GOAL OF THE EXERCISE.
In the entries that follow, how many lines include "value"? Give the number and nothing else.

MATERIAL FOR THIS EXERCISE.
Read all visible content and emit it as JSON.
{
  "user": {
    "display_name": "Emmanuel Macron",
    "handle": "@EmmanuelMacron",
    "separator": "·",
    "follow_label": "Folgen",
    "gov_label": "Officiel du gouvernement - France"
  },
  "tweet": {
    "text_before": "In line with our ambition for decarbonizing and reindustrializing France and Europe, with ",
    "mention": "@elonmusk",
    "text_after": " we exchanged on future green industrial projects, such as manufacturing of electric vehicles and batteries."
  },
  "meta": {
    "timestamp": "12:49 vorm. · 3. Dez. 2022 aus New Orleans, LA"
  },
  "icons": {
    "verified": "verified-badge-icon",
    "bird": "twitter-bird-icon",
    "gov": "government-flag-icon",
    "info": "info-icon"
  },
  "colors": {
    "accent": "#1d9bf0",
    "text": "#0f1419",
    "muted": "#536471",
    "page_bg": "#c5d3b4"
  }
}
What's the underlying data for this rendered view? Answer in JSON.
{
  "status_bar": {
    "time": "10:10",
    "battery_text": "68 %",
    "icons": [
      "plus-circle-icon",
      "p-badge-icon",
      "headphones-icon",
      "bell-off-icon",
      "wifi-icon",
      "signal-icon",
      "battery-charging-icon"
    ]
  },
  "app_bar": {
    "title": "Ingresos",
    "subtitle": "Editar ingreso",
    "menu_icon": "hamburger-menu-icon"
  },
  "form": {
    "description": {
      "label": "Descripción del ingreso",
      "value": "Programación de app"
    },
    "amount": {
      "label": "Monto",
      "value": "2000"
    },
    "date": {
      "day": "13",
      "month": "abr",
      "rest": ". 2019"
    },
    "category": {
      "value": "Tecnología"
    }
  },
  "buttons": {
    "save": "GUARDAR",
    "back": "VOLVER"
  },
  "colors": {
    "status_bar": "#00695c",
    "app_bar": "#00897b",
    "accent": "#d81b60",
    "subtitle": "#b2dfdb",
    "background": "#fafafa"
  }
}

RESPONSE.
3